    The problem is that these are two separate issues: health claims for probiotics in general, and health claims for yogurt. The yogurt claims are dubious, yes, since (1) companies sometimes generalize their claims, assuming that a certain strain of bacteria will have the same benefit for middle-aged men as for children, which isn’t always borne out by the studies, and (2) there’s no guarantee that the beneficial bacteria will survive the transportation process and be alive by the time they are consumed: the guarantees on the packages say “X amount of bacteria were present at the time of manufacture.”

    Bottom line: if you DO want the health benefits of probiotics, don’t rely on yogurt. There are other really great ways to get them. See intestinalgardener.blogspot.com
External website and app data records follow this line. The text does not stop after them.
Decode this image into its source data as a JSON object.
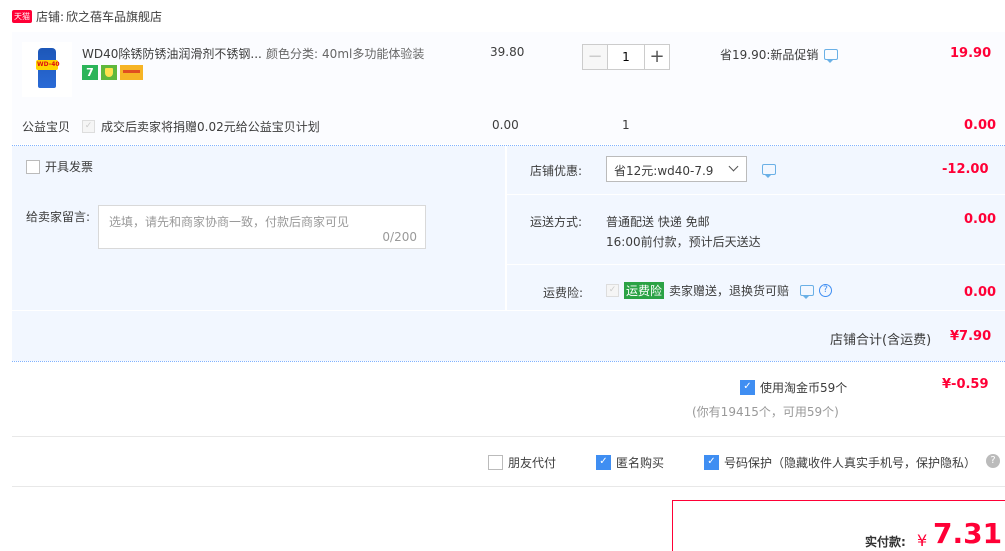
{
  "shop": {
    "badge": "天猫",
    "label": "店铺:",
    "name": "欣之蓓车品旗舰店"
  },
  "product": {
    "title": "WD40除锈防锈油润滑剂不锈钢...",
    "spec_label": "颜色分类:",
    "spec_value": "40ml多功能体验装",
    "price": "39.80",
    "quantity": "1",
    "promo": "省19.90:新品促销",
    "subtotal": "19.90",
    "badge_7day": "7",
    "thumb_brand": "WD-40"
  },
  "charity": {
    "label": "公益宝贝",
    "text": "成交后卖家将捐赠0.02元给公益宝贝计划",
    "price": "0.00",
    "quantity": "1",
    "subtotal": "0.00"
  },
  "invoice": {
    "label": "开具发票"
  },
  "message": {
    "label": "给卖家留言:",
    "placeholder": "选填，请先和商家协商一致，付款后商家可见",
    "counter": "0/200"
  },
  "shop_discount": {
    "label": "店铺优惠:",
    "selected": "省12元:wd40-7.9",
    "amount": "-12.00"
  },
  "shipping": {
    "label": "运送方式:",
    "line1": "普通配送 快递 免邮",
    "line2": "16:00前付款，预计后天送达",
    "amount": "0.00"
  },
  "insurance": {
    "label": "运费险:",
    "tag": "运费险",
    "text": "卖家赠送，退换货可赔",
    "amount": "0.00"
  },
  "shop_total": {
    "label": "店铺合计(含运费)",
    "amount": "¥7.90"
  },
  "coins": {
    "label": "使用淘金币59个",
    "amount": "¥-0.59",
    "sub": "(你有19415个，可用59个)"
  },
  "options": {
    "friend_pay": "朋友代付",
    "anonymous": "匿名购买",
    "number_protect": "号码保护（隐藏收件人真实手机号，保护隐私）"
  },
  "pay": {
    "label": "实付款:",
    "currency": "¥",
    "amount": "7.31"
  },
  "colors": {
    "price_red": "#ff0036",
    "checkbox_blue": "#3f8ef2",
    "tmall_red": "#ff0036",
    "insurance_green": "#2ba245"
  }
}
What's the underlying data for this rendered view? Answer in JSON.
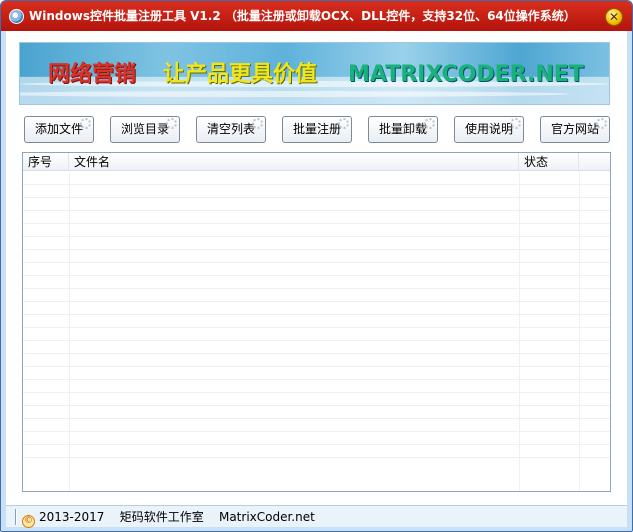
{
  "window": {
    "title": "Windows控件批量注册工具 V1.2 （批量注册或卸载OCX、DLL控件，支持32位、64位操作系统）",
    "close_glyph": "✕"
  },
  "banner": {
    "text1": "网络营销",
    "text2": "让产品更具价值",
    "text3": "MATRIXCODER.NET"
  },
  "toolbar": {
    "buttons": [
      {
        "label": "添加文件"
      },
      {
        "label": "浏览目录"
      },
      {
        "label": "清空列表"
      },
      {
        "label": "批量注册"
      },
      {
        "label": "批量卸载"
      },
      {
        "label": "使用说明"
      },
      {
        "label": "官方网站"
      }
    ]
  },
  "list": {
    "columns": [
      "序号",
      "文件名",
      "状态",
      ""
    ],
    "rows": []
  },
  "status": {
    "copyright_symbol": "©",
    "years": "2013-2017",
    "studio": "矩码软件工作室",
    "site": "MatrixCoder.net"
  },
  "colors": {
    "titlebar": "#c4200f",
    "accent": "#3a6fb0"
  }
}
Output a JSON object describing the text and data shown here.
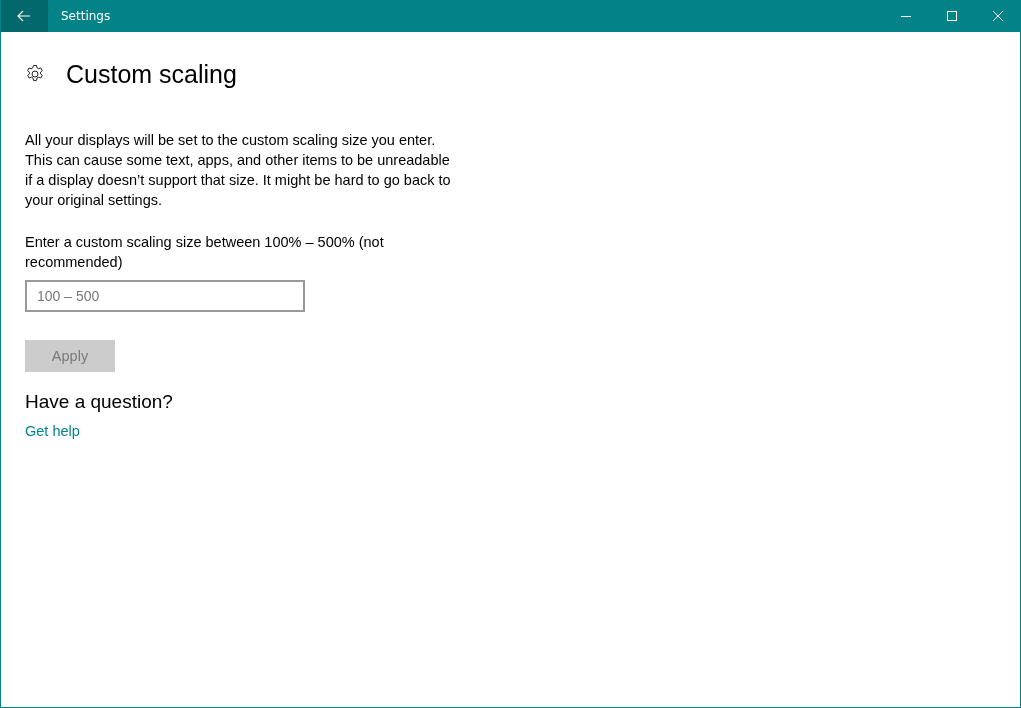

  8. I find it odd that an article that’s talking about weight loss and yogurt fails to mention added sugar. You can eat all the yogurt in the world, but if it’s got sugar (not including fruit), it’s likely going to have the opposite effect you are looking for. Especially since the effects of sugar are cumulative and it is now in nearly every processed food we eat.

  9. It’s important to note that grocery store yogurts do not contain what would be considered as a therapeutic amount of Culturing Unitss to have much health benefits to report.  As well, contain high amounts of sugar.  Bio-K is a probiotic yogurt that has done many studies for its use against C-Difficile in hospitals.